A rigorously controlled new study reports that a dose of LSD makes us more susceptible to suggestions, a finding that raises the possibility of clinical usage in contexts where hypnosis has proven effective.
The study recruited 10 participants (9 men), aged 27–47, all of whom had used psychedelics in the past, but were clear of any diagnosis of mental illness. They attended two testing sessions 5–10 days apart where placebo was administered in the first session, and a standard dose of LSD (40–80 μg) on the second. This fixed order was necessary to avoid any leakage of psychedelic effects from one session to another, mimicking the design of an earlier experiment on nitrous oxide.
Two hours after receiving placebo/dose, participants closed their eyes and were led through a series of standard suggestions used in hypnosis research, such as imagining hearing exquisite music, feeling time slowing, or their finger becoming numb. Their subsequent ratings of vividness of the imaginings were nearly one point higher (on a five-point scale) in the LSD session than the placebo, a significant effect.
LSD led to bigger rises in suggestibility for participants who scored higher on a measure of conscientiousness. Conscientiousness is associated with “ego control”, and it may be that LSD’s much-reported effect of “ego dissolution” may be pulling down bulwarks that would otherwise make these individuals resistant to accepting suggestions.
If you’ve had personal experience with LSD, the results of this study may seem plausible to you. If you haven’t, users report a sense of the external world mingling with their own thoughts. Also, groups of people who “go on a trip” together tend to converge on the same ideas and feelings in an uncanny fashion. Given these subjective accounts it makes sense that the drug was associated with increased suggestibility in this research. The practical significance of this finding is that it shows the malleability offered by LSD has parallels with how hypnosis operates, justifying and paving the way for exploration of LSD in contexts where hypnosis has proven effective – clinically in areas such as pain, PTSD and weight loss, often in conjunction with other interventions.
It’s high time for LSD to receive this renewed focus. Its potential for suggestibility was investigated clinically – albeit without the placebo controls we see here – way back in the 1950s (and no doubt influenced its investigation in the CIA’s infamous MK-Ultra programme for mind control). Indeed, in its early days LSD was considered full of promise for clinical applications; a meta-analysis of a set of trials looking at LSD treatment for alcoholism showed an effect that hasn’t been bettered by any other means.
Regulatory restrictions imposed in the mid–1960s slammed shut the door onto these perceptions, forcing later researchers to operate in an unwelcoming climate, including political obstacles and costly, difficult licensing criteria, which explains why peer-reviewed articles gave way to albums and other missives of the counterculture as our main sources of information about the significance of hallucinogens.
Now we may be seeing the beginning of a renaissance of psychedelic research, with fuller understanding of its activity at the levels of neuronal populations and brain regions, and clinical investigation into its use to reduce anxiety in those with terminal illness.
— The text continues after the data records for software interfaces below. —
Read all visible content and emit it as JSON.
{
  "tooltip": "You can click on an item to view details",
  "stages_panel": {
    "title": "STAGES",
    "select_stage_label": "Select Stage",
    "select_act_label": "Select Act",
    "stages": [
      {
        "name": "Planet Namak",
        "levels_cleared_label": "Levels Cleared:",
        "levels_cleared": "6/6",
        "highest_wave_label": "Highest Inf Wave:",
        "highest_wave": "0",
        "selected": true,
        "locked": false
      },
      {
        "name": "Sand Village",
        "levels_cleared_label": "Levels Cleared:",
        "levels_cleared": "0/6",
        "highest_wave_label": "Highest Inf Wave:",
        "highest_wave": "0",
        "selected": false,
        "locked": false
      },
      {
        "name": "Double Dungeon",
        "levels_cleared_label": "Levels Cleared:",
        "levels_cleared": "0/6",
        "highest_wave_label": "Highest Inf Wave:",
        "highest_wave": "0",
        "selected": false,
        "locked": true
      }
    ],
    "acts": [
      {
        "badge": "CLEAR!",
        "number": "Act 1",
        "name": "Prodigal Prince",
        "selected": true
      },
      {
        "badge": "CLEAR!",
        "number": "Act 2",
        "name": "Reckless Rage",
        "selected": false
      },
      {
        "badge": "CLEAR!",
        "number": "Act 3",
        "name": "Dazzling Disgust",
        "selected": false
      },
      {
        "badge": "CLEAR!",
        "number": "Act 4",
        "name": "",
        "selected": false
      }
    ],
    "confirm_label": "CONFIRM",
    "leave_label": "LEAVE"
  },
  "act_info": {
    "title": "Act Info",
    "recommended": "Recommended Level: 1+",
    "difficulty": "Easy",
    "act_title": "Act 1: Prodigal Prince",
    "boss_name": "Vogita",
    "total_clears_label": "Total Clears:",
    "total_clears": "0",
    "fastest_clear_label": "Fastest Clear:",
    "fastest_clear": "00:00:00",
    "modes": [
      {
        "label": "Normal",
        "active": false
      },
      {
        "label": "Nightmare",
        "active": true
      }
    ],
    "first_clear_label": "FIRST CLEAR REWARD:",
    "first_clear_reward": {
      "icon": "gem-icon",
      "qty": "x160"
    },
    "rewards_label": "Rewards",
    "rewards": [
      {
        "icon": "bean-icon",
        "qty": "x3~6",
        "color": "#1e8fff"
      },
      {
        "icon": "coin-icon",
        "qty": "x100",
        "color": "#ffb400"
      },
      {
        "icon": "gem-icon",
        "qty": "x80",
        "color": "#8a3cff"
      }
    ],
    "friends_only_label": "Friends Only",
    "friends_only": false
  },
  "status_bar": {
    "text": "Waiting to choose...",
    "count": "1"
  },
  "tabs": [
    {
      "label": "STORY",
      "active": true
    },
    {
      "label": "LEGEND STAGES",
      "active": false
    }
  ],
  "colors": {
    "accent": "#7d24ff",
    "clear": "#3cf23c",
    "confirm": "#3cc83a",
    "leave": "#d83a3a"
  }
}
If you are interested in these issues, and more, be sure to check out the September issue of the Psychologist, which focuses on hallucinogens. It’s entirely open access and free to everyone. _________________________________
R. L. Carhart-Harris & M. Kaelen & M. G. Whalley & 7 M. Bolstridge & A. Feilding & D. J. Nutt. (2014). LSD enhances suggestibility in healthy volunteers. Psychopharmacology.